§ Problem requirements:
Look through the lines below for the word "MOVER", and copy every line that has it.

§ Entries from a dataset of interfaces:
☆ ☆ ☆

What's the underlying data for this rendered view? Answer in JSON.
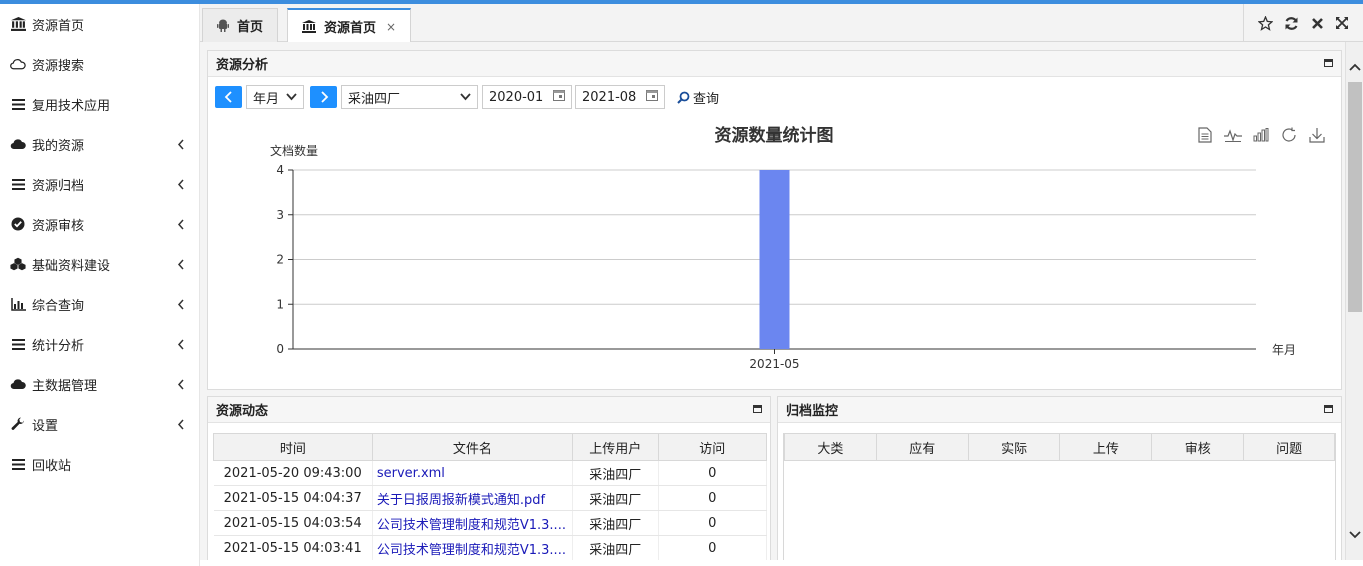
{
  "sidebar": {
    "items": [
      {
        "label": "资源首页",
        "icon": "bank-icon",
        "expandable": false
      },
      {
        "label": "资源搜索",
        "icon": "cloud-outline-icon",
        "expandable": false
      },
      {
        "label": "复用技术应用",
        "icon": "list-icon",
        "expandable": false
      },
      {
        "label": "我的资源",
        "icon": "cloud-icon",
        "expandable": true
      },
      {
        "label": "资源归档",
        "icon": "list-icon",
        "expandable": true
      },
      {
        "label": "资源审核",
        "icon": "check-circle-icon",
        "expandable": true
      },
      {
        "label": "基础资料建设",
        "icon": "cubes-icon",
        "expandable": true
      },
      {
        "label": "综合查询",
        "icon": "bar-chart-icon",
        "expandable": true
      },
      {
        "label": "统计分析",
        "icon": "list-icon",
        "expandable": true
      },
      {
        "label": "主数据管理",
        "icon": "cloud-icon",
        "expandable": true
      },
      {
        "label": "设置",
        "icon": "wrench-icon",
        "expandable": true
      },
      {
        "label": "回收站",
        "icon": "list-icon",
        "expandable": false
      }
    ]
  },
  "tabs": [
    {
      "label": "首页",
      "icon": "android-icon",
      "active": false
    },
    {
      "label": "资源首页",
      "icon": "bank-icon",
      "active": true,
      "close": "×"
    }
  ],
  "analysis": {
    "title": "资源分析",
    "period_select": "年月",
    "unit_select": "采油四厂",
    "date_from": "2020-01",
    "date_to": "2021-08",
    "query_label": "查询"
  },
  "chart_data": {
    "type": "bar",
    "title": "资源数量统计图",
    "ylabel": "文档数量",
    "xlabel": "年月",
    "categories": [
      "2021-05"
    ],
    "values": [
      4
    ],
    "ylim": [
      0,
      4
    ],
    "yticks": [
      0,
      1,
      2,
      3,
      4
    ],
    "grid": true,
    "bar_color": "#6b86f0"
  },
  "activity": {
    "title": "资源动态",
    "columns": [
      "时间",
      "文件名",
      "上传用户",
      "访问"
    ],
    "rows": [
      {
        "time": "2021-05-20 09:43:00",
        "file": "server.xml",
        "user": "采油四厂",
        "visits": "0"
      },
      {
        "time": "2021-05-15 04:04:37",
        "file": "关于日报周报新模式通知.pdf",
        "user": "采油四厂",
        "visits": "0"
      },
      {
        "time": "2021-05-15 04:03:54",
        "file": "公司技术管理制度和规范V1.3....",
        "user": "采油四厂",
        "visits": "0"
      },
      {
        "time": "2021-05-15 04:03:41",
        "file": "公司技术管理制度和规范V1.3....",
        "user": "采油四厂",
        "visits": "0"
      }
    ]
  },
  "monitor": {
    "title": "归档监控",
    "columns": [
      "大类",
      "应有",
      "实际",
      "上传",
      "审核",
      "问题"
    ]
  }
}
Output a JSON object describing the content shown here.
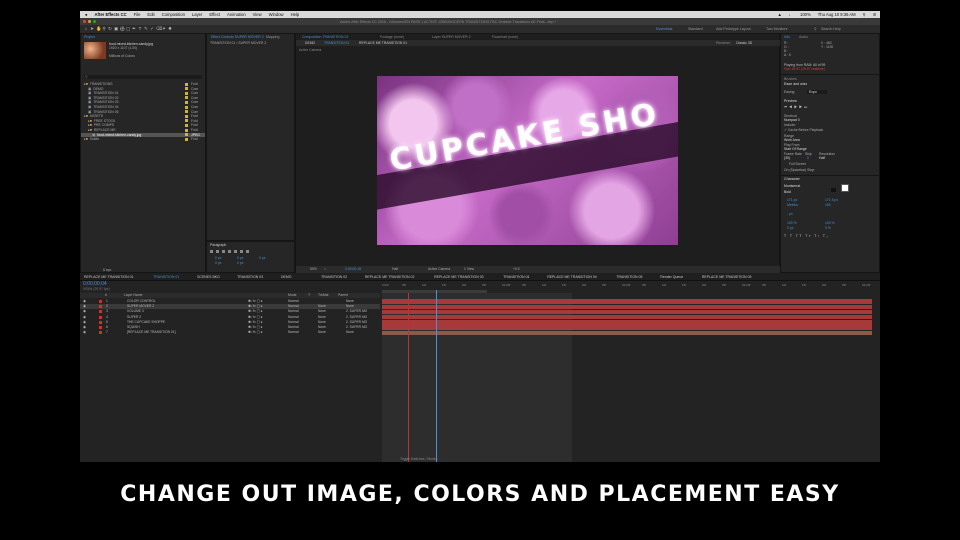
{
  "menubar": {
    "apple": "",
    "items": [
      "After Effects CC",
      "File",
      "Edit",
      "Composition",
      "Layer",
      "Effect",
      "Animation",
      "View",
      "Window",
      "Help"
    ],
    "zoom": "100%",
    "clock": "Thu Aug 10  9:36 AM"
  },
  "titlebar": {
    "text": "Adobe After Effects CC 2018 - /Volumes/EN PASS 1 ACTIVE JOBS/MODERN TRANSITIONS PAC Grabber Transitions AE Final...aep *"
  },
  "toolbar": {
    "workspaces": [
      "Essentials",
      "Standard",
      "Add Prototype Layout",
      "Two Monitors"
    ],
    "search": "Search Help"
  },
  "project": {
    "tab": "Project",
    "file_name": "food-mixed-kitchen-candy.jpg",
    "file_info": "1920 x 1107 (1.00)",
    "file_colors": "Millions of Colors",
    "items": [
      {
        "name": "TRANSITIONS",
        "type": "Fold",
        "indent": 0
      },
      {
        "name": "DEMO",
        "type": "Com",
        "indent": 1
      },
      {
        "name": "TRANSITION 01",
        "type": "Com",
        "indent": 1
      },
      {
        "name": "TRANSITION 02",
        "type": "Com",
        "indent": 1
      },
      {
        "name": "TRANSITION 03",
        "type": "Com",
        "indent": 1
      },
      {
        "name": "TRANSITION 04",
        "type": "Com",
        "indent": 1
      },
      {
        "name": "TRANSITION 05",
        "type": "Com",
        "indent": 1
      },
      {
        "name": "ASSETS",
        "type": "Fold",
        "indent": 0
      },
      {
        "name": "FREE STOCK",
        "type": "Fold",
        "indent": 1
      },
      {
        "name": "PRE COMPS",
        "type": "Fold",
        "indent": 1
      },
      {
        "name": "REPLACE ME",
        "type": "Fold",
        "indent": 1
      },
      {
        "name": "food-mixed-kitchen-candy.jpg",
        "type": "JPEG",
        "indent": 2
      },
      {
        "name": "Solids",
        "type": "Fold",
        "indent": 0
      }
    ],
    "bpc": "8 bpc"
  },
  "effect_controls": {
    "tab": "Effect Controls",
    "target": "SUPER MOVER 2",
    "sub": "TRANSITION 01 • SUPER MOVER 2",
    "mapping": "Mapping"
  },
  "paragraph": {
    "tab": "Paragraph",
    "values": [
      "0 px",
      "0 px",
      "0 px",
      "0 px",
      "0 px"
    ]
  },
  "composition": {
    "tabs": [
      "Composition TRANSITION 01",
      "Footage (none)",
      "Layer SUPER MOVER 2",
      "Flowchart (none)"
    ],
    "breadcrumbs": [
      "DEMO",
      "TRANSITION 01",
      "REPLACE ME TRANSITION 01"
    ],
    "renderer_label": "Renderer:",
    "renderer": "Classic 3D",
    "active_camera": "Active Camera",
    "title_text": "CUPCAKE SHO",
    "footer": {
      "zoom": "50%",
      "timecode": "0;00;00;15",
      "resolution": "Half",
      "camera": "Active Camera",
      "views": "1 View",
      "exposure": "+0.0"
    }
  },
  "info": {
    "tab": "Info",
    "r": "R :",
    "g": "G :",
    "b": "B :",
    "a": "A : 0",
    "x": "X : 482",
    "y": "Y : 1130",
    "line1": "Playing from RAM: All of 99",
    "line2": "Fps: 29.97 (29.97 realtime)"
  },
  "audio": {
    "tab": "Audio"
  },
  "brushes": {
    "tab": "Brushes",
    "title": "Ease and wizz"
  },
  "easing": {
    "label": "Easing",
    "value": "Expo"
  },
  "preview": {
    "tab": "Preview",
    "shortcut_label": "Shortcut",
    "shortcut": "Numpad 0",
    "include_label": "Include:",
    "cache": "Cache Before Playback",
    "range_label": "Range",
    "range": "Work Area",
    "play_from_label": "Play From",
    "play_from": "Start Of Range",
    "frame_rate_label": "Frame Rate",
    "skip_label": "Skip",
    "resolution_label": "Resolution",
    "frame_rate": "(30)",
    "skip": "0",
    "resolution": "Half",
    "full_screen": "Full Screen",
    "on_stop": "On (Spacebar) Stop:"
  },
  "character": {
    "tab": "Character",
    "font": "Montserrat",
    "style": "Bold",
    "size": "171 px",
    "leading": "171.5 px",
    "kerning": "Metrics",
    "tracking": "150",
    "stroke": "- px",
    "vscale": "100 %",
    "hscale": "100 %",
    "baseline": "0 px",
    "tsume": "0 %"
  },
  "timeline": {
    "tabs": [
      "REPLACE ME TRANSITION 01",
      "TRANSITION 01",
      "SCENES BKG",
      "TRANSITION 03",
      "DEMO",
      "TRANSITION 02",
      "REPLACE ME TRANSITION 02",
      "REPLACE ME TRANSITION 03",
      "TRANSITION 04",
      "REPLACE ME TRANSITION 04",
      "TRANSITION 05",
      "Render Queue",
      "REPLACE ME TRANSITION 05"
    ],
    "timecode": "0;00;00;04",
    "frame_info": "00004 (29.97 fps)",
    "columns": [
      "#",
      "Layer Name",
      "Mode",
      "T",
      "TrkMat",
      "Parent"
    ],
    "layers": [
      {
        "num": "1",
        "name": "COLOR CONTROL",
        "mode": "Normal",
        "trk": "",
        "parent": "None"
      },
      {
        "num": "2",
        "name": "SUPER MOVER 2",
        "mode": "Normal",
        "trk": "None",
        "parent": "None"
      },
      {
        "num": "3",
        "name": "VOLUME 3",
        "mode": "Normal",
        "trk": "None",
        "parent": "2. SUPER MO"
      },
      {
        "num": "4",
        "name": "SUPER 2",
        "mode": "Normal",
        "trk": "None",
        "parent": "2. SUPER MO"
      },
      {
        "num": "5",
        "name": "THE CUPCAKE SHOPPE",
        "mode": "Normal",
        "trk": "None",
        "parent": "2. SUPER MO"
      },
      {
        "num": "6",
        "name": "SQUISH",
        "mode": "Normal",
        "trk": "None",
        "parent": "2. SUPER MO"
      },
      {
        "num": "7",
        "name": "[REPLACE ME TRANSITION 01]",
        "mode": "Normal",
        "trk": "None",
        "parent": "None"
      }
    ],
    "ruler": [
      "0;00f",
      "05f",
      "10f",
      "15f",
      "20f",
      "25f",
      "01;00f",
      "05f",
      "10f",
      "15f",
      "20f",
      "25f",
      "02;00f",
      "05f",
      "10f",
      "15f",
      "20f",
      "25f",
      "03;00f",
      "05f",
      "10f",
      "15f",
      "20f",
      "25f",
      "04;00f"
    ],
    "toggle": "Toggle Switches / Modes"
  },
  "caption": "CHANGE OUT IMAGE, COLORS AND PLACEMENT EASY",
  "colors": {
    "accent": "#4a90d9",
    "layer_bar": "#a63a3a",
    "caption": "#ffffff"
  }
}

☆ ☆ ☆

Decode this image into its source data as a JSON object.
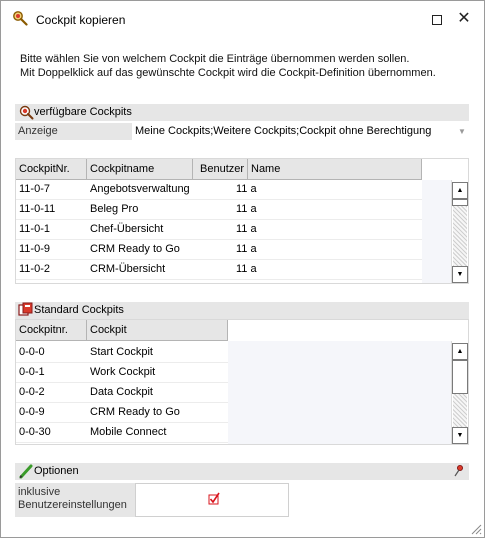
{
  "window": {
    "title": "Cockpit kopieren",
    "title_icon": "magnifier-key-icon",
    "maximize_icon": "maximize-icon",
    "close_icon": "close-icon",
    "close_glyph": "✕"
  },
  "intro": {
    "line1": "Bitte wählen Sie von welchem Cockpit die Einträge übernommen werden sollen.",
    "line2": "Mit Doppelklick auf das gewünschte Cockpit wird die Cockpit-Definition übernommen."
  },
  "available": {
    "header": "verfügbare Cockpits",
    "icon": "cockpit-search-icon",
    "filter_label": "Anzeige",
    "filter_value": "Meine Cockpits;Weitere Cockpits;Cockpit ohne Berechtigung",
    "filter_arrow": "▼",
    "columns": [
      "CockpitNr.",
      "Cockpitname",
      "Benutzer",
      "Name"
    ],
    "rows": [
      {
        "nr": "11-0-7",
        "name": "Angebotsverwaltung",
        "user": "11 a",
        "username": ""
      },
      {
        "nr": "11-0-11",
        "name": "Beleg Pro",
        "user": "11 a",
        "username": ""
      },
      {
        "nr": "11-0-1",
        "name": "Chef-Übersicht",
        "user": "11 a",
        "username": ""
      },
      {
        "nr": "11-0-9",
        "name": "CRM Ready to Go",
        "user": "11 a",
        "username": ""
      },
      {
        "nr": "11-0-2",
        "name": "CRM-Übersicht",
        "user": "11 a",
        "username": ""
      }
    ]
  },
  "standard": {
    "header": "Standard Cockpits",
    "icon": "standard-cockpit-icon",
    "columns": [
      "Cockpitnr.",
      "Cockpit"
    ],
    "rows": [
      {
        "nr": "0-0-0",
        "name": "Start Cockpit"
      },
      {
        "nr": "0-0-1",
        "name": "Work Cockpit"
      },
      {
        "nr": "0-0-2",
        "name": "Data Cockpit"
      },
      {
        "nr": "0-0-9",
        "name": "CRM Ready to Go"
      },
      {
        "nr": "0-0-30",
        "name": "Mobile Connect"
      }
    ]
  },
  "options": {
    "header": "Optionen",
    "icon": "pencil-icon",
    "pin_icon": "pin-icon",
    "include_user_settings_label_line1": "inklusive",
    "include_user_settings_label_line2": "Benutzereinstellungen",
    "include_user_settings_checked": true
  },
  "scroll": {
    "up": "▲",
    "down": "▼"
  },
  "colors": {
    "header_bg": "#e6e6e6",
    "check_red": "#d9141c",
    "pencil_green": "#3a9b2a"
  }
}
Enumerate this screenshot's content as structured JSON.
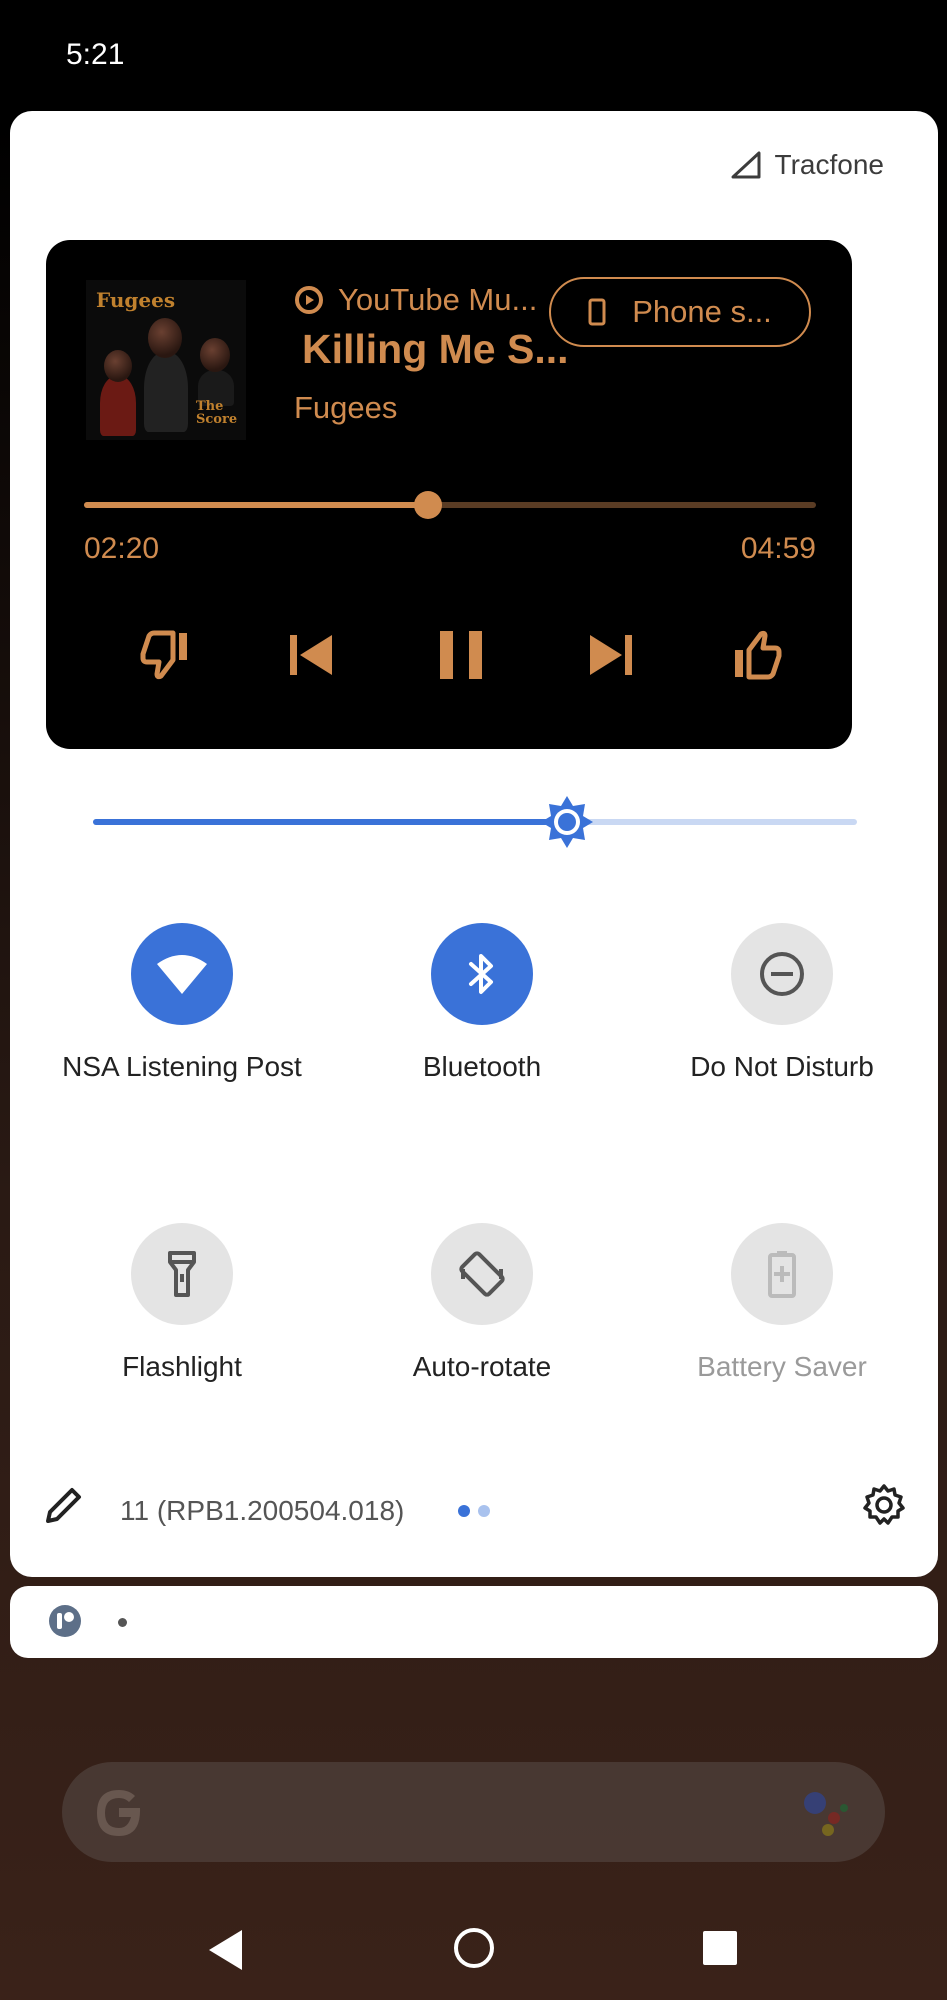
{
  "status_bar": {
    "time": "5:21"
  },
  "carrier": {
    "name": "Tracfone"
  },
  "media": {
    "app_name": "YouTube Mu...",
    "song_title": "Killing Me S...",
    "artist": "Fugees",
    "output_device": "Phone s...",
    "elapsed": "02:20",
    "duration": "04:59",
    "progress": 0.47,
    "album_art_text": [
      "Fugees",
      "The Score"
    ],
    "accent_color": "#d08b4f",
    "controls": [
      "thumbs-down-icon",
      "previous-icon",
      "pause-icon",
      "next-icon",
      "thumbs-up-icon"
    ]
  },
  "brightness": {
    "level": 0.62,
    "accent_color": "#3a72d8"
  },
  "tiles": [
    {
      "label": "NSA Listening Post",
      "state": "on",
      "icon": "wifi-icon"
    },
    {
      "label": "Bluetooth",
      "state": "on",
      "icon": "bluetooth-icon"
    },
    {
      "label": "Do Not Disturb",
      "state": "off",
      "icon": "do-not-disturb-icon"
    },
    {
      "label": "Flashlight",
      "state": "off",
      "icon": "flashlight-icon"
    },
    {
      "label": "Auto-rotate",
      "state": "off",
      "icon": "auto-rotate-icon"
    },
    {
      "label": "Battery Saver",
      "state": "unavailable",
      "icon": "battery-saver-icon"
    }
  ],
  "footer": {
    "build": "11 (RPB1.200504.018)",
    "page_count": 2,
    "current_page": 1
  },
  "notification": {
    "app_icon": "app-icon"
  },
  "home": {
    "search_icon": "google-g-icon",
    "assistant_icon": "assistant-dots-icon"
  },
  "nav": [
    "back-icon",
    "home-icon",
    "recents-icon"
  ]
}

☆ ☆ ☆

§ Solution:
    "target": "SUPER MOVER 2",
    "sub": "TRANSITION 01 • SUPER MOVER 2",
      "Layer SUPER MOVER 2",
        "name": "SUPER MOVER 2",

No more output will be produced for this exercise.